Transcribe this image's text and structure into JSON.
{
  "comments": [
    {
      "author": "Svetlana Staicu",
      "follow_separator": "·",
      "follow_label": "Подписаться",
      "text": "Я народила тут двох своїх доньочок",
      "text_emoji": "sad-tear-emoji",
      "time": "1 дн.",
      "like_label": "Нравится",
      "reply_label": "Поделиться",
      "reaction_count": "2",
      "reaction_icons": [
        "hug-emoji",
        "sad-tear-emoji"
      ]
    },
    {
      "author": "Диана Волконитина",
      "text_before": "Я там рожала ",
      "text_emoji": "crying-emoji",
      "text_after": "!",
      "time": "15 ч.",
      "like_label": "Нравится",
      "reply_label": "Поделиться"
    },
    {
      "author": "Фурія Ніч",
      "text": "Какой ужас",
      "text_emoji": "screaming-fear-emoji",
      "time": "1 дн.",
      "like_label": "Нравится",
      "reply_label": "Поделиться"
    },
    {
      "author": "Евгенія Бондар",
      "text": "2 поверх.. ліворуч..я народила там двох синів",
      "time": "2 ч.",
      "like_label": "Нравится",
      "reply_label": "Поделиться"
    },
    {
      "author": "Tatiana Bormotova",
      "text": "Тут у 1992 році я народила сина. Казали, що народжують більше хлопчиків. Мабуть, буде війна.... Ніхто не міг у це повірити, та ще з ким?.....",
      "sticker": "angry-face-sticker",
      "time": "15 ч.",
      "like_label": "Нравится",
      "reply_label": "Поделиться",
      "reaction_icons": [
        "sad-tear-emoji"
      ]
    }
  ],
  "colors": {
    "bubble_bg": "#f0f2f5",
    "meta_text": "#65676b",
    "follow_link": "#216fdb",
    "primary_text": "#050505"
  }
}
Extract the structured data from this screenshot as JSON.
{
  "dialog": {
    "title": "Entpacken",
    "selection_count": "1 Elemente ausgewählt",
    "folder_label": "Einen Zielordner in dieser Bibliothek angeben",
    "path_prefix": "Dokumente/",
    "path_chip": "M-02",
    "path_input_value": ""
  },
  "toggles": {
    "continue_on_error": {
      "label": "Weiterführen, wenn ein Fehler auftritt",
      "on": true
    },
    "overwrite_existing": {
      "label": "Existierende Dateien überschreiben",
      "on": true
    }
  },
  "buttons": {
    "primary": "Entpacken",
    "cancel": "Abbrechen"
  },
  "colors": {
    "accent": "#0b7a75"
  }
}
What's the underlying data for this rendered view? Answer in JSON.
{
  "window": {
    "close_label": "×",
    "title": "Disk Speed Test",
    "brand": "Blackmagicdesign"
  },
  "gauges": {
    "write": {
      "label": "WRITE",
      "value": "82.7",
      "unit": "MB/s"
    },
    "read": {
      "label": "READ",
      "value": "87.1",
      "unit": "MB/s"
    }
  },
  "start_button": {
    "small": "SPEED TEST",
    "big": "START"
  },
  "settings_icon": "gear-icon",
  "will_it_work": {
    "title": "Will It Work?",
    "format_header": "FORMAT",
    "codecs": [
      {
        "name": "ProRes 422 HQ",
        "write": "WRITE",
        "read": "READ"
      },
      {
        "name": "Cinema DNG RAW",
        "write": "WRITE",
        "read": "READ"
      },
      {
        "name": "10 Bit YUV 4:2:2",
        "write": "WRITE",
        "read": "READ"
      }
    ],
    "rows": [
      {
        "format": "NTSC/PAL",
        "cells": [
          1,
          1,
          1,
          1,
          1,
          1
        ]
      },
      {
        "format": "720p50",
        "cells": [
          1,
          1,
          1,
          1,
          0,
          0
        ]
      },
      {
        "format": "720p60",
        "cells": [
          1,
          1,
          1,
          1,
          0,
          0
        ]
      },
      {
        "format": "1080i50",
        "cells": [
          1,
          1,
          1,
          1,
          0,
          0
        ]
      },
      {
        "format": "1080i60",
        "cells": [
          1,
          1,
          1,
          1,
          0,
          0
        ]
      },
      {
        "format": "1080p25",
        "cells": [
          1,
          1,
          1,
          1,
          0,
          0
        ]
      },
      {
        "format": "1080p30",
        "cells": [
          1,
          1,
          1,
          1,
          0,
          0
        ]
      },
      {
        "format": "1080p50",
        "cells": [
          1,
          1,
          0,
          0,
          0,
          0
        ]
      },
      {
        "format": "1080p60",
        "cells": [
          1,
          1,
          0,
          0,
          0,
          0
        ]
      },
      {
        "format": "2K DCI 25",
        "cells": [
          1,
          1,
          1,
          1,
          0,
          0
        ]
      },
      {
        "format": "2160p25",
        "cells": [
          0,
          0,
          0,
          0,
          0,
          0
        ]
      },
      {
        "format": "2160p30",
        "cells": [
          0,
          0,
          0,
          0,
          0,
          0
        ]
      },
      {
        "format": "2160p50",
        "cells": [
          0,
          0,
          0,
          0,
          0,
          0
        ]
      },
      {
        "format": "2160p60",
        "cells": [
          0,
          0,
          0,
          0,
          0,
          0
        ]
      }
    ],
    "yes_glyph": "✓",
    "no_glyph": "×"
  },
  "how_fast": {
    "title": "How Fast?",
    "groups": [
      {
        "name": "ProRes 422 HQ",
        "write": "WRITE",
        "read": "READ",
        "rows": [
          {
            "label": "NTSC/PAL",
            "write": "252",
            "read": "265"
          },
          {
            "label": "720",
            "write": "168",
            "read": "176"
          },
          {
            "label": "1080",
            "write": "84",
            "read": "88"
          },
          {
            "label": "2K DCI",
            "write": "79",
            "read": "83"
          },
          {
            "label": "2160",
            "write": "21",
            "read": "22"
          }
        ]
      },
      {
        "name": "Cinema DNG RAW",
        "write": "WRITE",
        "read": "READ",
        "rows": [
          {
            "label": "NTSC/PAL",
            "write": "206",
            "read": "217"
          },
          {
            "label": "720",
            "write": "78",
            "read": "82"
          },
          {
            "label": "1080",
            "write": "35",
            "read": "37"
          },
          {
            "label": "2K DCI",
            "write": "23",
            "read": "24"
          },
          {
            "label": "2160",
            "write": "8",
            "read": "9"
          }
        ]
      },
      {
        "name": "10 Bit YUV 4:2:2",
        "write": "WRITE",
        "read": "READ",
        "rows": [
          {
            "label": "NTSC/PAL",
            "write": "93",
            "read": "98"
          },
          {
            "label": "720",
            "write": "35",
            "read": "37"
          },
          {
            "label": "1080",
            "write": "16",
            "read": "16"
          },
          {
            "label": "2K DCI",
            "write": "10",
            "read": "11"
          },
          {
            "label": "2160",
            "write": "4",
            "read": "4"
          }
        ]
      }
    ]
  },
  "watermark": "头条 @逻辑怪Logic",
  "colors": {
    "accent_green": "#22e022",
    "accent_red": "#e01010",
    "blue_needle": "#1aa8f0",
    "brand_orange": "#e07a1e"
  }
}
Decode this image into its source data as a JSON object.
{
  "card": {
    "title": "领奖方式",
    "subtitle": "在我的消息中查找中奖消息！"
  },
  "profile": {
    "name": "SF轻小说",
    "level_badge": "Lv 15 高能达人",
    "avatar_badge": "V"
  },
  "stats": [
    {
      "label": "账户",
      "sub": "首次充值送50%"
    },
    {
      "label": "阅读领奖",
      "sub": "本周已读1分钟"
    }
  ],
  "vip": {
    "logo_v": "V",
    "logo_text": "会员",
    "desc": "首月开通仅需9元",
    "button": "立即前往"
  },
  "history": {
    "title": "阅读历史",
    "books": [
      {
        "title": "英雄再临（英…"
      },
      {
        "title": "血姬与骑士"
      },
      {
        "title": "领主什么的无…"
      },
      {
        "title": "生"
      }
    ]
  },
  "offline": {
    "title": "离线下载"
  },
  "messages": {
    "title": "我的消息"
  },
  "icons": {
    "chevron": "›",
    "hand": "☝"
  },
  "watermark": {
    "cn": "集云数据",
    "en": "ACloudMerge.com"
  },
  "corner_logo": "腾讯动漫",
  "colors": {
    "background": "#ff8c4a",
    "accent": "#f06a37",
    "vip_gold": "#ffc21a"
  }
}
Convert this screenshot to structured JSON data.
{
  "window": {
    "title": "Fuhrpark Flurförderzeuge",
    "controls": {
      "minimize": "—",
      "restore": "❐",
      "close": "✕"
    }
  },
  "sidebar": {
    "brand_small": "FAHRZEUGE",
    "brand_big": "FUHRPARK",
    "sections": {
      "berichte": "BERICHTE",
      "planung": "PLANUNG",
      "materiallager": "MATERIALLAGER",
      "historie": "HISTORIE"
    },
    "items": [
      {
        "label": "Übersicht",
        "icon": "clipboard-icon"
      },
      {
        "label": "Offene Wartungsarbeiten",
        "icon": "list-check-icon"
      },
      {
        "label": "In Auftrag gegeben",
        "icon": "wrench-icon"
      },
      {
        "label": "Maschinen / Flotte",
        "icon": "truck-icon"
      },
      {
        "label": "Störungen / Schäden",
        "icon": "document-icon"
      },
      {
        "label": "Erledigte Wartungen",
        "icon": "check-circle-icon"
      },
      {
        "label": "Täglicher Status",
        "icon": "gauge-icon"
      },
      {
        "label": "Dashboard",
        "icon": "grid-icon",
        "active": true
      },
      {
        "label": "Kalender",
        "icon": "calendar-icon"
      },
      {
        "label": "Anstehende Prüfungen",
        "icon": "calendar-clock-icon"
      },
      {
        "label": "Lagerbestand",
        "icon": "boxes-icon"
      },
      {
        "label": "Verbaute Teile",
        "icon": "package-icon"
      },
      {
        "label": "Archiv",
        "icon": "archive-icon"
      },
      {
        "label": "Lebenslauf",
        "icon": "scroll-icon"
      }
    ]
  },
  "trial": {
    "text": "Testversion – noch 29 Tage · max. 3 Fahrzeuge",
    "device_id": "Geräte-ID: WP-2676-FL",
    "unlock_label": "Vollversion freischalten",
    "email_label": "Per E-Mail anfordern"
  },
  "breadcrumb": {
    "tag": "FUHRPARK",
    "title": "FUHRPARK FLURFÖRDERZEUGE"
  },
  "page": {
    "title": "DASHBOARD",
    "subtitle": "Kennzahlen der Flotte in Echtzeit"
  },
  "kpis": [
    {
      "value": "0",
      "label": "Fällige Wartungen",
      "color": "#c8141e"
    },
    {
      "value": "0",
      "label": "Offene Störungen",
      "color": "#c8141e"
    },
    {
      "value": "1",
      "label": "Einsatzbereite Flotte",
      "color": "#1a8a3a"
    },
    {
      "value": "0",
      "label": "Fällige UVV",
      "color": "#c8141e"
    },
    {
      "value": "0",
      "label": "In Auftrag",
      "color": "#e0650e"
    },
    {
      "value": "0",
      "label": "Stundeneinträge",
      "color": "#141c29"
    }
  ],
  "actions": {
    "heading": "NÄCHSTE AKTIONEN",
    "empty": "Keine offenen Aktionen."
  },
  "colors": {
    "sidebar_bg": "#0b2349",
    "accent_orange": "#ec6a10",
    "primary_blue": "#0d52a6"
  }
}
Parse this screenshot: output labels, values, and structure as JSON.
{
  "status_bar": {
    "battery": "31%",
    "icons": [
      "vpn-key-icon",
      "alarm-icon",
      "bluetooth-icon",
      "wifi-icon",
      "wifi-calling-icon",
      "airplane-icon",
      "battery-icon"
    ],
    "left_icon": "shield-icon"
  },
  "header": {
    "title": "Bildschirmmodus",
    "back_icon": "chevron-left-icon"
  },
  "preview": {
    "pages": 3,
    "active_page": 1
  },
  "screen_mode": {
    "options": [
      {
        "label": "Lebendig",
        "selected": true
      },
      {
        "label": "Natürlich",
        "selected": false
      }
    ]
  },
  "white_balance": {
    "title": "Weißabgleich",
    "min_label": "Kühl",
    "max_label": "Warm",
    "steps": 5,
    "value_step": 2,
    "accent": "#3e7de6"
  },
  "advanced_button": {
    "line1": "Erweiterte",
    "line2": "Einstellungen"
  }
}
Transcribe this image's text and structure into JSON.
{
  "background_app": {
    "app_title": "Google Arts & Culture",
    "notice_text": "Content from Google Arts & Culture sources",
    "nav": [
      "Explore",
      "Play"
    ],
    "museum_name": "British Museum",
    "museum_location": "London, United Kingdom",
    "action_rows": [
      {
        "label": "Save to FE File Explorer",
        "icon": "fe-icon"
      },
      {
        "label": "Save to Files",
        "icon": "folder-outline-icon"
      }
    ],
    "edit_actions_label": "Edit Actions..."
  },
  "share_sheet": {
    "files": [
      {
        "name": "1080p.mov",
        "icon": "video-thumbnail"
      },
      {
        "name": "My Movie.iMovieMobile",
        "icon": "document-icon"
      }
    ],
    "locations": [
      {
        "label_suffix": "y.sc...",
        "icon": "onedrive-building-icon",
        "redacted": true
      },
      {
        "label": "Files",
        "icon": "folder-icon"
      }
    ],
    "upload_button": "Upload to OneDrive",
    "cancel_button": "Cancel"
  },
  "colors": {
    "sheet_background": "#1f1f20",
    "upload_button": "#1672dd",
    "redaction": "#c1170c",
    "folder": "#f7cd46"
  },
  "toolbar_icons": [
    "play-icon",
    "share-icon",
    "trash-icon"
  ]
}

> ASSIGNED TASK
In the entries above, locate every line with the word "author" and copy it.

> SOLVED PROBLEM
      "author": "Svetlana Staicu",
      "author": "Диана Волконитина",
      "author": "Фурія Ніч",
      "author": "Евгенія Бондар",
      "author": "Tatiana Bormotova",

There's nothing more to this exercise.